Since its re-legalization in many parts of the country, there has been a lot of controversy surrounding hemp oil. Beyond that, there seems to be a large amount of misinformation in the last year about the plant’s constituents -- Hemp (cannabidiol) and THC (tetrahydrocannabinol).
On the surface, the most apparent difference between the two cannabinoids is that one is psychoactive and the other isn’t. While THC is popularly known for causing a “high” feeling, Hemp is considered non-psychoactive. Under the surface, while research is suggesting that THC has some medicinal properties, the potential value of Hemp is that it may have medical value though no definitive research has produced empirical evidence to that effect. Both cannabinoids can be found in a myriad of forms such as oils for vaping or taken orally, capsules, topicals and edibles. With CBD, perhaps the most preferable way to administer it is through an oral Hemp oil while adults who enjoy THC tend to vape or smoke it.
So, we ask, if Hemp oil doesn’t produce mind-altering effects, how does it actually work?
Instead of being ingested or applied topically, most Hemp oils are typically consumed sublingually which absorbs it into the capillaries under the tongue delivering it directly to the bloodstream for a nearly immediate effect. Experts warn consumers that what they might be purchasing online may not be what they think it is. In fact, it is estimated that 3 out of 10 Hemp oil products purchased online have been mislabeled and may contain different ingredients than advertised. If false advertising isn’t enough to deter consumers from purchasing Hemp oil, then perhaps a lack of scientific evidence about the long-term effects of Hemp deters some people.
Scientific research backing the medicinal value of Hemp is expanding, however. The efficacy and safety of consuming the cannabinoid is well accepted as the World Health Organization and the World Anti-Doping Agency has both removed Hemp from the banned substance list and the FDA has approved a Hemp based pharmaceutical drug called Epidiolex. Dr. Kevin Hill is the Director of the Division of Addiction Psychiatry at Beth Israel Deaconess Medical Centre. He is a professional in the medical practices of Hemp and believes there needs to be more tests on CBD.

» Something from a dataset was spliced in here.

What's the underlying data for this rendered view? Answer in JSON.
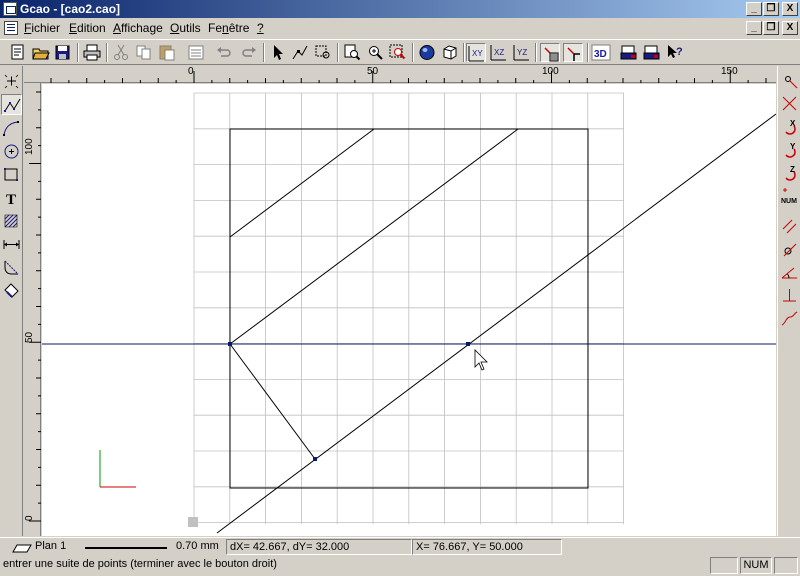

It’s an extremely promising compound and there are a lot of studies that show its potential,” says Dr. Kevin Hill, addiction psychiatrist and Director of the Division of Addiction Psychiatry at Beth Israel Deaconess Medical Center. “But while pre-clinical or animal studies show Hemp may have anti-anxiety properties and may be antipsychotic, for the majority of uses, there is not a lot of evidence.
As I wrote above, there are only a couple of health conditions, rare forms of epilepsy, where Hemp has passed as a form of treatment by the FDA. The U.S. Food and Drug Administration legally authorized health professionals to prescribe their patients with a highly concentrated Hemp oil-based drug, Epidiolex, as a form of medical treatment. But with a limited amount of scientific research on cannabis and its mechanisms, only time will tell what the future holds for the plant’s constituents in the health sector.
If you are looking to give Hemp oil a try, it is important that you make sure to do your own research to find a reputable company that’s honest and transparent. Whether it be Hemp oil, Hemp edibles or Hemp topicals, do your due diligence by looking for Hemp lab reports and looking at Hemp reviews.
Read more at People.com.